Now that you have your New Year’s
resolution sorted out, what are you doing to celebrate this New Year’s
Eve? If you are looking for somewhere to go to enjoy a big night out,
or maybe somewhere to stay for a quite night in take a look at
www.thisnewyearseve.com . It is a website dedicated to listing the
best places to go this New Years Eve. Whether it is a cool nightclub, a
country house hotel or just a local pub you should be able to find
somewhere to celebrate the New Year, in a style of your choice.
to Z of Effective Presentations
this issue it is the turn for the "
s, including: Dress and Doing It
What you should wear when giving a
presentation all depends on the nature of the presentation and the dress
of the audience.
Given that you are your single
biggest visual aid in getting your message across, it is important that
you look good.
If you look out of place it will
affect how well your message is taken.
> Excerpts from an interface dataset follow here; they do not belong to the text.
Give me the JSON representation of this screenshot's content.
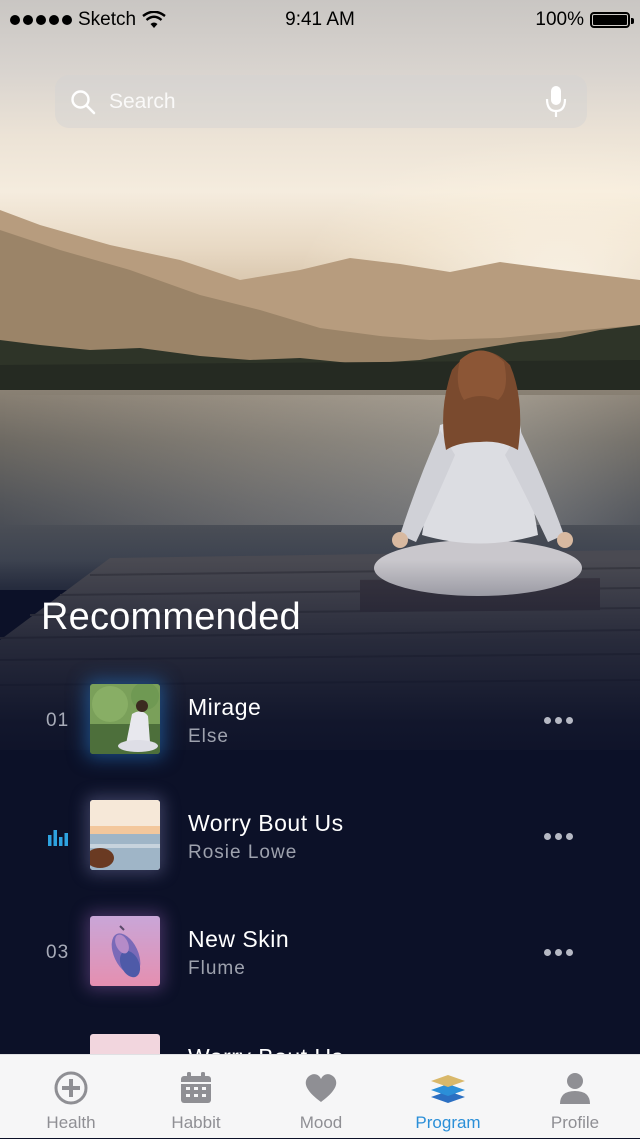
{
  "status_bar": {
    "carrier": "Sketch",
    "time": "9:41 AM",
    "battery": "100%"
  },
  "search": {
    "placeholder": "Search"
  },
  "recommended": {
    "title": "Recommended",
    "tracks": [
      {
        "index": "01",
        "title": "Mirage",
        "artist": "Else",
        "playing": false
      },
      {
        "index": "",
        "title": "Worry Bout Us",
        "artist": "Rosie Lowe",
        "playing": true
      },
      {
        "index": "03",
        "title": "New Skin",
        "artist": "Flume",
        "playing": false
      },
      {
        "index": "",
        "title": "Worry Bout Us",
        "artist": "",
        "playing": false
      }
    ]
  },
  "tab_bar": {
    "tabs": [
      {
        "label": "Health",
        "icon": "plus-circle-icon",
        "active": false
      },
      {
        "label": "Habbit",
        "icon": "calendar-icon",
        "active": false
      },
      {
        "label": "Mood",
        "icon": "heart-icon",
        "active": false
      },
      {
        "label": "Program",
        "icon": "layers-icon",
        "active": true
      },
      {
        "label": "Profile",
        "icon": "person-icon",
        "active": false
      }
    ]
  },
  "colors": {
    "background": "#0c1128",
    "accent": "#2b8fd8",
    "equalizer": "#2ea3e0"
  }
}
Although many businesses have a
dress down policy, if you are presenting to a business audience, it is
usually advisably for a man to wear a suit and tie. Shoes should be
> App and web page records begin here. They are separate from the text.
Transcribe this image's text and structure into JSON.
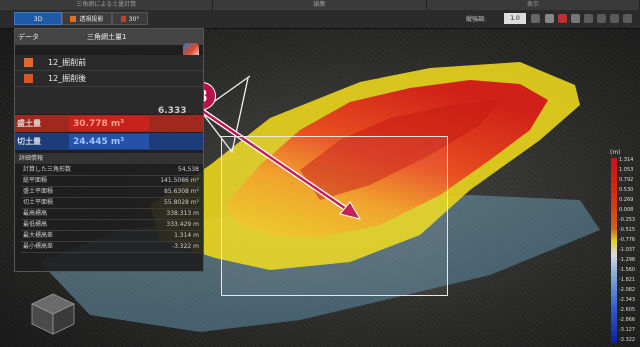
{
  "title_strip": [
    "三角網による土量計算",
    "編集",
    "表示"
  ],
  "toolbar": {
    "mode_3d": "3D",
    "perspective": "透視投影",
    "angle": "30°",
    "vertical_exaggeration_label": "縦強調:",
    "vertical_exaggeration_value": "1.0"
  },
  "panel": {
    "header_key": "データ",
    "header_value": "三角網土量1",
    "layers": [
      {
        "name": "12_掘削前",
        "color": "#e06a2a"
      },
      {
        "name": "12_掘削後",
        "color": "#d8552a"
      }
    ],
    "fill": {
      "label": "盛土量",
      "value": "30.778 m³"
    },
    "cut": {
      "label": "切土量",
      "value": "24.445 m³"
    },
    "extra_value": "6.333",
    "details_header": "詳細情報",
    "stats": [
      {
        "label": "計算した三角形数",
        "value": "54,538"
      },
      {
        "label": "総平面積",
        "value": "141.5086 m²"
      },
      {
        "label": "盛土平面積",
        "value": "85.6308 m²"
      },
      {
        "label": "切土平面積",
        "value": "55.8028 m²"
      },
      {
        "label": "最高標高",
        "value": "338.313 m"
      },
      {
        "label": "最低標高",
        "value": "333.429 m"
      },
      {
        "label": "最大標高差",
        "value": "1.314 m"
      },
      {
        "label": "最小標高差",
        "value": "-3.322 m"
      }
    ]
  },
  "annotation": {
    "step_number": "3"
  },
  "legend": {
    "unit": "(m)",
    "ticks": [
      "1.314",
      "1.053",
      "0.792",
      "0.530",
      "0.269",
      "0.008",
      "-0.253",
      "-0.515",
      "-0.776",
      "-1.037",
      "-1.298",
      "-1.560",
      "-1.821",
      "-2.082",
      "-2.343",
      "-2.605",
      "-2.866",
      "-3.127",
      "-3.322"
    ]
  },
  "colors": {
    "fill_red": "#c8221a",
    "cut_blue": "#2552a8",
    "badge": "#b8124a",
    "arrow": "#c0134e",
    "toolbar_active": "#1e5aa8"
  }
}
polished, as it is surprising how much is assumed about a business
person, based on the state of their footwear.
If you are addressing a group of
factory workers who are all dressed in overalls and you want to
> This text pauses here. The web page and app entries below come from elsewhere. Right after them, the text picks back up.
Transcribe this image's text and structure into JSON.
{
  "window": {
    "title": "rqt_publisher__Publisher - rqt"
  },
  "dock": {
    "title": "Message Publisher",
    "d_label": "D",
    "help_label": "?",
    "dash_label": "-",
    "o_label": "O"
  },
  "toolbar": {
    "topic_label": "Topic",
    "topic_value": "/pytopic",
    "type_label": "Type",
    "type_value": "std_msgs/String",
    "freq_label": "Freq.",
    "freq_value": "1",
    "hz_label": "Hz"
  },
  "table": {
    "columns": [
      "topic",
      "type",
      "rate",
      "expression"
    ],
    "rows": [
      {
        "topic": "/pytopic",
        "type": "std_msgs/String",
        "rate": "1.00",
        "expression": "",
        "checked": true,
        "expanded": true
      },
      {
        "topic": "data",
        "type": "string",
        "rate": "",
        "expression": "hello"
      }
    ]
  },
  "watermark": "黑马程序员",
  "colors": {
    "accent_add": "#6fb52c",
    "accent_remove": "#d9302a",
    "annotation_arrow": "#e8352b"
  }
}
influence their behaviour, then a more casual appearance may be
beneficial. You will appear less like one of the managers and more like
one of the team. Every situation is different but there is never an
excuse for not caring about your appearance.
In Britain, many men take the view
that what they look like should not matter. Looking different from
others is just part of their eccentricity. Being eccentric is fine
being lazy is not.
If you feel good in the clothes that
you are wearing, it will help to boost your confidence.
D is for Doing It
Confucius once said
hear - I forget.
- I remember.
- I understand
And not surprisingly, he is right.
Have you ever noticed that if you drive to a new destination, somewhere
you have never been before, the next time you go there you will remember
the way. But if you were taken there by someone else, the likelihood is
that you could not find it again without resorting to the map. The
difference is that as the driver you actually did it, while as a
passenger you literally just went along for the ride.
Are you good with people’s names? A
tip I learnt is, after you are introduced to someone, try and use their
name in conversation, when you are talking to them and then again when
you say goodbye. It will help you to remember their name. This is
because you were using it, you did something with the name not just
hearing it and forgetting it.
If you can, get your audience
involved in the presentation, get them doing something, they will
remember it far better and longer than if you just tell them about it.
This is why entertainers, particular
in that great British tradition of pantomime, encourage the audience to
shout and cheer.
Hands up who has come from xxxx?
Putting your hand in the air as you say this reinforces the action that
you want the audience to copy and encourages them to put their hands up.
Try to think of ways you can get
your audience to participate rather than just sitting there as
passengers. For some audiences and some presentations, it is impractical
to get them all under taking a physical activity. However, you can
always get the audience thinking, which is the next best thing to doing.
Use a rhetorical question – give them time to think about the answer.
Ask them a question and get a show of hands. Get them to imagine a
situation and think through how they would handle it. In effect, they
are doing it in their heads, which may not be quite as good as actually
doing it but is far more memorable than just listening to it.
Thank you for reading this far
hope you have found this issue of Markets View interesting and
informative. Don’t forget to check out my new website at
www.businesspresentation.biz there are free presentation tips and
tricks to download, my ebook "
The A to Z of Effective Business
and an Excel workbook that will reveal your favourite
Don't forget about the new tele-conferencing service. Put 0871 230
8892 in your mobile phone today, you never know when you might need
you know someone who could benefit from training or coaching in
presentation skills, please pass on my contact details.